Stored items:
####

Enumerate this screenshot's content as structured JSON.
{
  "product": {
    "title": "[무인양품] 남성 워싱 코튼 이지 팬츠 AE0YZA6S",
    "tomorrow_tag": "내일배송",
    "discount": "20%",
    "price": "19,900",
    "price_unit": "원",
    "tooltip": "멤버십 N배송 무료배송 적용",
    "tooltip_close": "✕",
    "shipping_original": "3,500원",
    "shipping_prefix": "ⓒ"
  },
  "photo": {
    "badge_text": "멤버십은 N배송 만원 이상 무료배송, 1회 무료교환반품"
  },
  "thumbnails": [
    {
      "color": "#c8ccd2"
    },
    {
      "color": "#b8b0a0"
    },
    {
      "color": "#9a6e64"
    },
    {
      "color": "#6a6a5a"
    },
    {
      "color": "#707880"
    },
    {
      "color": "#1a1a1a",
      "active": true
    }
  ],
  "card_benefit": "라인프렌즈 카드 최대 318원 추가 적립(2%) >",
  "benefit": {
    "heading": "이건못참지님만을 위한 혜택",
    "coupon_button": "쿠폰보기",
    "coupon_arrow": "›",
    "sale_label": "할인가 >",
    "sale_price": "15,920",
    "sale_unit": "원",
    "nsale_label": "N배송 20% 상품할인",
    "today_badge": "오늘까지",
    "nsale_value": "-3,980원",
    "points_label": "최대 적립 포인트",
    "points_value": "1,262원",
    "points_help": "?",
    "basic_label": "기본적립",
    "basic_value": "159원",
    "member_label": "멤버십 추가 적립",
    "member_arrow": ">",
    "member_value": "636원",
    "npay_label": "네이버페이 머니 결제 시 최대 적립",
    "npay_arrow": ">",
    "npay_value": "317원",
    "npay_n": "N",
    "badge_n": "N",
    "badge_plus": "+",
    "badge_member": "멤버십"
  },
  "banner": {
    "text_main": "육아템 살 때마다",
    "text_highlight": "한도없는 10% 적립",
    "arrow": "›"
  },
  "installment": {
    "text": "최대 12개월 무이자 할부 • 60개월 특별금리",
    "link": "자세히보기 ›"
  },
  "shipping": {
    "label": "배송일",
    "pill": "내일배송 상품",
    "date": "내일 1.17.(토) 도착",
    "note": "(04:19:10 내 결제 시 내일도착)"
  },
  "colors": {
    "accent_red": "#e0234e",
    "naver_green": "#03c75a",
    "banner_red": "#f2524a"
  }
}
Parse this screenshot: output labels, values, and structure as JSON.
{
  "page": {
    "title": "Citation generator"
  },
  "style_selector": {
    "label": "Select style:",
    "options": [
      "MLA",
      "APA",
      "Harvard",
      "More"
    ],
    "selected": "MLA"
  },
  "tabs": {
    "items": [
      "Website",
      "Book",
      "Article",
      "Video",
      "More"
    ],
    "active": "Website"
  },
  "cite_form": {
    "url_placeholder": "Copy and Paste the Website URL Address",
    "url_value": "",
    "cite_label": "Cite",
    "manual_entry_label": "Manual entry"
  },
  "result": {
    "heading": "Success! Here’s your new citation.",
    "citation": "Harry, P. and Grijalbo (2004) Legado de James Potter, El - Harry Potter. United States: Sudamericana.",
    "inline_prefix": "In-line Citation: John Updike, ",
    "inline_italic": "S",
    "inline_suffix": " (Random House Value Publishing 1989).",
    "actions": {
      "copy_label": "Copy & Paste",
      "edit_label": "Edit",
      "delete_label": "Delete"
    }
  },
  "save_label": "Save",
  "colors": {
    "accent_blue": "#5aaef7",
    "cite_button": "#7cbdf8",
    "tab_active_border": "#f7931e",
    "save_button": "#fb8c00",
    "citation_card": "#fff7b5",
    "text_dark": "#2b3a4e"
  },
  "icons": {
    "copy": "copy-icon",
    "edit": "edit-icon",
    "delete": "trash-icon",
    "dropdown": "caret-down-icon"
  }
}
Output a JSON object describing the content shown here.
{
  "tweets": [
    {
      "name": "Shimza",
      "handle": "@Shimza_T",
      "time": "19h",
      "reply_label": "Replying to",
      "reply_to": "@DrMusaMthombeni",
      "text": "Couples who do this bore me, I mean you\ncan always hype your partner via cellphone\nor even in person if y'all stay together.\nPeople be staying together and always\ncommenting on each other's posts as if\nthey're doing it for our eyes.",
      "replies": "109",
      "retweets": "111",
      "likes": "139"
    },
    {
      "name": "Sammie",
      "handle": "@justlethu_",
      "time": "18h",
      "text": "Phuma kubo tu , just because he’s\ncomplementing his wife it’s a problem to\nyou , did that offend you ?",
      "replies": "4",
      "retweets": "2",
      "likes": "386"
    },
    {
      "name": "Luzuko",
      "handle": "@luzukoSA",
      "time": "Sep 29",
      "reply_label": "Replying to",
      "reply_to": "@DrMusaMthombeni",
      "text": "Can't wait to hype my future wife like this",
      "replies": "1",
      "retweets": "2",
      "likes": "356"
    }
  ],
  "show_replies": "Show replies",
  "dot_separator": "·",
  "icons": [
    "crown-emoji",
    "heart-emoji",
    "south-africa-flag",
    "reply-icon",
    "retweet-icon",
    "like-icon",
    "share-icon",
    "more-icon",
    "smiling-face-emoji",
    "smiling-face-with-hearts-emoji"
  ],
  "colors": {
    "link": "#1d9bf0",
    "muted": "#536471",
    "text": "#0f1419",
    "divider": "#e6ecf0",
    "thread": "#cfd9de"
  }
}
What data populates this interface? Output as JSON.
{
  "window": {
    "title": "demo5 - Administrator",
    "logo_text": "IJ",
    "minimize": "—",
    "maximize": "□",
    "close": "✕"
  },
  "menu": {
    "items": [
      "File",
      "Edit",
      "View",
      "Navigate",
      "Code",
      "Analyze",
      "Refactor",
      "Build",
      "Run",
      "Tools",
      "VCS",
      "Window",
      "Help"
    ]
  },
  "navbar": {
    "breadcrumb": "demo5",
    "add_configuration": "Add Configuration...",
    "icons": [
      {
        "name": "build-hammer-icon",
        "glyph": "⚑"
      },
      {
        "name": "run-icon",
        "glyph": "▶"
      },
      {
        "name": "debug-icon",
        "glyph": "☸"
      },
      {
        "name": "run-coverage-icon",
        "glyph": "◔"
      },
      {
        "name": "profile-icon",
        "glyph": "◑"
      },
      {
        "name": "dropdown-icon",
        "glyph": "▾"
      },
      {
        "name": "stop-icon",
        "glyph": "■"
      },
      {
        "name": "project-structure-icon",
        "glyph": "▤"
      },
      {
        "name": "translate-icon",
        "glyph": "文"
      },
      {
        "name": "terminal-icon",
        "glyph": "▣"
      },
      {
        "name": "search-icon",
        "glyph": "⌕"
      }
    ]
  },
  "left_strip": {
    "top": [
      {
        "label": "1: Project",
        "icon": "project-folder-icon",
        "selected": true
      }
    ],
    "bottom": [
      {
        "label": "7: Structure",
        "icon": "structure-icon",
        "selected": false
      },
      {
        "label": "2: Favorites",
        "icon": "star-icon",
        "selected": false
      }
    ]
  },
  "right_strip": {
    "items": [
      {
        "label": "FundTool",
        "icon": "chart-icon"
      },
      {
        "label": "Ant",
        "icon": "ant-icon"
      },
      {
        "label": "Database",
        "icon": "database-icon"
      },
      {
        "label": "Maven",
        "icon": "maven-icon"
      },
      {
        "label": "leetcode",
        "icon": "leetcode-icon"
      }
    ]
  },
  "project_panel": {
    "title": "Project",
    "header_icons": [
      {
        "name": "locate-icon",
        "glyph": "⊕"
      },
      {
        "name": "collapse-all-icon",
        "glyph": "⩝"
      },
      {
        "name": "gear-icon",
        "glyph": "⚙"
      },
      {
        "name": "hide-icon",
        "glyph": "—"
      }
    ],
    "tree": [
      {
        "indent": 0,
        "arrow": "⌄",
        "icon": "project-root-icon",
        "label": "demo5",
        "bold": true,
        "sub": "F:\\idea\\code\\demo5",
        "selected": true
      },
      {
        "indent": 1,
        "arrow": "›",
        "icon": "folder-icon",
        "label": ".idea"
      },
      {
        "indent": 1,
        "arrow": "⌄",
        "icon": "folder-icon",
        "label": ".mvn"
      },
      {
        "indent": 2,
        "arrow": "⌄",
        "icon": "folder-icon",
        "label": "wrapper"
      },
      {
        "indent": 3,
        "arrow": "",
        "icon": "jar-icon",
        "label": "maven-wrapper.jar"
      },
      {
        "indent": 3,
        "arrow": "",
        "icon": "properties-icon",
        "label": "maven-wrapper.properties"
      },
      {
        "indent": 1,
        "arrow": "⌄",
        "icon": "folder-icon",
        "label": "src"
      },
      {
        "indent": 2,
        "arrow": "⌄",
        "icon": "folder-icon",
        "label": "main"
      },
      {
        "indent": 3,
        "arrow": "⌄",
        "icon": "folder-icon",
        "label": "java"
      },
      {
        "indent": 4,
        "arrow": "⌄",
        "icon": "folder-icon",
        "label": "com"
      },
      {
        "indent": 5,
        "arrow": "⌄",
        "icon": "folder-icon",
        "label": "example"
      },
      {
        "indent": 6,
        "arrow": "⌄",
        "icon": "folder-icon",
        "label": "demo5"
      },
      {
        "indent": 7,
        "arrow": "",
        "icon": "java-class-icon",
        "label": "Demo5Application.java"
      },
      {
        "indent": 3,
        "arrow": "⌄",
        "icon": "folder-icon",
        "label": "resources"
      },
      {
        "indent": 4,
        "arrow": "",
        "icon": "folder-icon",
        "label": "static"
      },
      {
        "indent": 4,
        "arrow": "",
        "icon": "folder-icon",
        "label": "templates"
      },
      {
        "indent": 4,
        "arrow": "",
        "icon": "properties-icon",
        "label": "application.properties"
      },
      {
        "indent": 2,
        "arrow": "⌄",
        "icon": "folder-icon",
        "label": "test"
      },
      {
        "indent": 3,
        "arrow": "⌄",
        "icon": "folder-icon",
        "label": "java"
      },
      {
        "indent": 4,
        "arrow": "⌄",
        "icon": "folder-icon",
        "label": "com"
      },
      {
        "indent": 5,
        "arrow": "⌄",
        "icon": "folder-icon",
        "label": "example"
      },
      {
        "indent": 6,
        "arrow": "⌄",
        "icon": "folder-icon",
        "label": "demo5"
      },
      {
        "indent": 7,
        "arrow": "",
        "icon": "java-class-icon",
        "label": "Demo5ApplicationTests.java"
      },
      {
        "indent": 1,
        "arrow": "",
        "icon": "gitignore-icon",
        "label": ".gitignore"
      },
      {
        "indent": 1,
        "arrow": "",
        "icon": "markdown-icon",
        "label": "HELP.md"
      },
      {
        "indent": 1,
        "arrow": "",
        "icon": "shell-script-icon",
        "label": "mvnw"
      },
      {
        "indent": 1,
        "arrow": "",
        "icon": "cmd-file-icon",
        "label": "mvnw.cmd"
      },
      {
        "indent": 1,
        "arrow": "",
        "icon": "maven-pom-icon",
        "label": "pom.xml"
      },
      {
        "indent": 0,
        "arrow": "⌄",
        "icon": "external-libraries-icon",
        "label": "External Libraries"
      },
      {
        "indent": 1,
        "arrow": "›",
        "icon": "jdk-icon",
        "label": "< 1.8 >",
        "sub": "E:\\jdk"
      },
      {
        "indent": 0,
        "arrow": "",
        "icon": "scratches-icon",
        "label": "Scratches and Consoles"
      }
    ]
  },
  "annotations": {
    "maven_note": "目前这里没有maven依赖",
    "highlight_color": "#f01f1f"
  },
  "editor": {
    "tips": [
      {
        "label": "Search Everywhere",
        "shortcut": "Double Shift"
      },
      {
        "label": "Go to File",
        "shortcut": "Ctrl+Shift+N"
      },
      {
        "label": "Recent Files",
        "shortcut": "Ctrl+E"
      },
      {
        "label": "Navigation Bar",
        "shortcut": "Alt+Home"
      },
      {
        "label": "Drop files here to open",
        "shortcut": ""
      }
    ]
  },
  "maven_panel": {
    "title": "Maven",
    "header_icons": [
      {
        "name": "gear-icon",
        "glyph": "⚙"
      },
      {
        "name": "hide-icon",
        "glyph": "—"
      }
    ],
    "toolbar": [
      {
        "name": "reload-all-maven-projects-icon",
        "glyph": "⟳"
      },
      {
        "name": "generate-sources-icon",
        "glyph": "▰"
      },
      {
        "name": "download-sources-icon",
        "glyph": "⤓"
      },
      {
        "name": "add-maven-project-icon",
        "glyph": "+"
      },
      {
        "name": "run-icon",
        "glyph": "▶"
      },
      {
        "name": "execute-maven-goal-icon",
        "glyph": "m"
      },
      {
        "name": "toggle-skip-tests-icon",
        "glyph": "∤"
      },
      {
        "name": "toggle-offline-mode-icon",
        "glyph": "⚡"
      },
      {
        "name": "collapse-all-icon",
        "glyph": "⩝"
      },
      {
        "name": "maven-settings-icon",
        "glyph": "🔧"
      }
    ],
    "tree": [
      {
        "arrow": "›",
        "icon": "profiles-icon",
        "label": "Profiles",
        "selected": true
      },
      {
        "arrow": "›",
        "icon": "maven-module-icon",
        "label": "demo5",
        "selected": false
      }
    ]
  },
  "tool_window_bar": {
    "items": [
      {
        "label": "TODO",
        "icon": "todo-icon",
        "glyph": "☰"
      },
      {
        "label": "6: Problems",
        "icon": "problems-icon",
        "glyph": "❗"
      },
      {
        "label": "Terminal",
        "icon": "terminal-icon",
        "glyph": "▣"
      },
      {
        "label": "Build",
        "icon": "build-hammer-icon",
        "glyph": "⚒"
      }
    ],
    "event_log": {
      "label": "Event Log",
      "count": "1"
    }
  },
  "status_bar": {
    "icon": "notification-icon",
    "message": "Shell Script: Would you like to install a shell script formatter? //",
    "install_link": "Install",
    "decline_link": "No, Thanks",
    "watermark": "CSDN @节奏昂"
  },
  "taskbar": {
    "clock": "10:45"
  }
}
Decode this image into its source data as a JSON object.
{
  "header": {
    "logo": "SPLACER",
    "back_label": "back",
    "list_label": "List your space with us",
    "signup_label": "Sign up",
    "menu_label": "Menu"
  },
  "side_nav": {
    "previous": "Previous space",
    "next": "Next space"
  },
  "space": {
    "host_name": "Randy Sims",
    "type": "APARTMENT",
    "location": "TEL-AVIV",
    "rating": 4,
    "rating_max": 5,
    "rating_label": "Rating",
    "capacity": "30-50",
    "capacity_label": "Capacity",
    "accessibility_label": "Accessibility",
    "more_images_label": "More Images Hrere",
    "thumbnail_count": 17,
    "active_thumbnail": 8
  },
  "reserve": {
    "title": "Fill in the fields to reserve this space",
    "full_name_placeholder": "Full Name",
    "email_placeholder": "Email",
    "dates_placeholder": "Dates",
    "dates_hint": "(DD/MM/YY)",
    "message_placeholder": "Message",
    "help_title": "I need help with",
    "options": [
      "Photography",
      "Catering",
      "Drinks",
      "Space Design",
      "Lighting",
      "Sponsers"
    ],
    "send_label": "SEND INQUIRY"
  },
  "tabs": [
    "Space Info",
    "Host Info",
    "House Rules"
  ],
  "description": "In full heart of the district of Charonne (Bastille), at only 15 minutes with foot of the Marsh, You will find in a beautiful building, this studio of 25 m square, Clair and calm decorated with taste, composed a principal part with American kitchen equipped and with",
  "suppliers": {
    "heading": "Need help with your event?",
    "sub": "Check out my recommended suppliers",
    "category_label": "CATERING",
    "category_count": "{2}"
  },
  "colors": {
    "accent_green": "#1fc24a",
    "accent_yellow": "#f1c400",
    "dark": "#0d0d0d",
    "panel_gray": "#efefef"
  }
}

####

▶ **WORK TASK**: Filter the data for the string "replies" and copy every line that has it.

▶ **EXPECTED OUTPUT**:
      "replies": "109",
      "replies": "4",
      "replies": "1",
  "show_replies": "Show replies",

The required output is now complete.